The Noorderkerk ('northern church') was built between 1620–1623 to serve the rapidly growing population of the new Jordaan neighbourhood. The Jordaan already had a church, the Westerkerk, but the city government decided that a second church should be built to serve the northern part of the neighbourhood. The Noorderkerk became the church for the common people, while the Westerkerk was used mainly by the middle and upper classes.
The architect was Hendrick de Keyser, who also designed the Zuiderkerk and Westerkerk, among others. After de Keyser's death in 1621, his son Pieter de Keyser took over and oversaw the completion.
While the Zuiderkerk and Westerkerk have a more traditional basilica design, the Noorderkerk has a symmetrical, cross-shaped layout, reflecting the ideals of the Renaissance and protestantism. De Keyser's unique design combines an octagonal floor plan with a structure shaped like a Greek cross, with four arms of equal length. Annex buildings occupy each corner of the cross, and a small tower sits in the centre of the cross. Large Tuscan pillars dominate the church interior. The bell tower was built in 1621 by J. Meurs.
The church is still used for Dutch Reformed Church services and is also used regularly for classical music concerts.References:
The city walls of Avila were built in the 11th century to protect the citizens from the Moors. They have been well maintained throughout the centuries and are now a major tourist attraction as well as a UNESCO World Heritage Site. Visitors can walk around about half of the length of the walls.

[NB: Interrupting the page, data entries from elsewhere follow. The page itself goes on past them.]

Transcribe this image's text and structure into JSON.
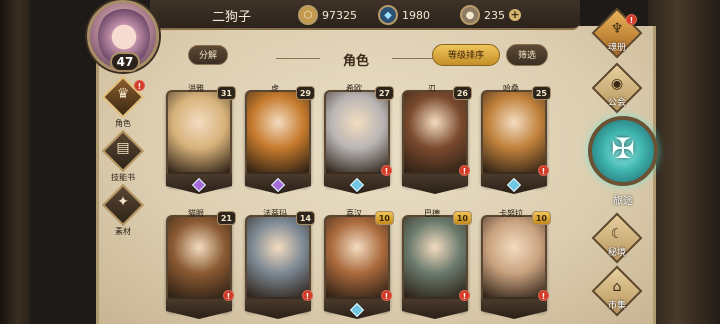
{
  "player": {
    "name": "二狗子",
    "level": "47"
  },
  "resources": {
    "gold": "97325",
    "crystal": "1980",
    "stone": "235",
    "plus": "+"
  },
  "sidebar": {
    "items": [
      {
        "label": "角色",
        "icon": "mask-icon",
        "alert": "!"
      },
      {
        "label": "技能书",
        "icon": "book-icon"
      },
      {
        "label": "素材",
        "icon": "pouch-icon"
      }
    ]
  },
  "header": {
    "dismantle": "分解",
    "title": "角色",
    "sort": "等级排序",
    "filter": "筛选"
  },
  "heroes": [
    {
      "name": "洪雅",
      "level": "31",
      "portrait": "#d7b27a",
      "gem": "purple"
    },
    {
      "name": "虎",
      "level": "29",
      "portrait": "#c57a2c",
      "gem": "purple"
    },
    {
      "name": "希欧",
      "level": "27",
      "portrait": "#b9b5b4",
      "gem": "blue",
      "alert": "!"
    },
    {
      "name": "刃",
      "level": "26",
      "portrait": "#7a4a2e",
      "alert": "!"
    },
    {
      "name": "哈桑",
      "level": "25",
      "portrait": "#c0813b",
      "gem": "blue",
      "alert": "!"
    },
    {
      "name": "猫眼",
      "level": "21",
      "portrait": "#8a5a32",
      "alert": "!"
    },
    {
      "name": "法蒂玛",
      "level": "14",
      "portrait": "#7c8893",
      "alert": "!"
    },
    {
      "name": "喜汉",
      "level": "10",
      "portrait": "#a9693c",
      "gem": "blue",
      "alert": "!"
    },
    {
      "name": "巴德",
      "level": "10",
      "portrait": "#6a7a6c",
      "alert": "!"
    },
    {
      "name": "卡努拉",
      "level": "10",
      "portrait": "#c9a27f",
      "alert": "!"
    }
  ],
  "right_nav": {
    "soulbook": {
      "label": "魂册",
      "alert": "!"
    },
    "guild": {
      "label": "公会"
    },
    "journey": {
      "label": "旅途"
    },
    "mystic": {
      "label": "秘境"
    },
    "market": {
      "label": "市集"
    }
  }
}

The layout of the city is an even quadrilateral with a perimeter of 2,516 m. Its walls, which consist in part of stones already used in earlier constructions, have an average thickness of 3 m. Access to the city is afforded by nine gates of different periods; twin 20 m high towers, linked by a semi-circular arch, flank the oldest ones, Puerta de San Vicente and Puerta del Alcázar.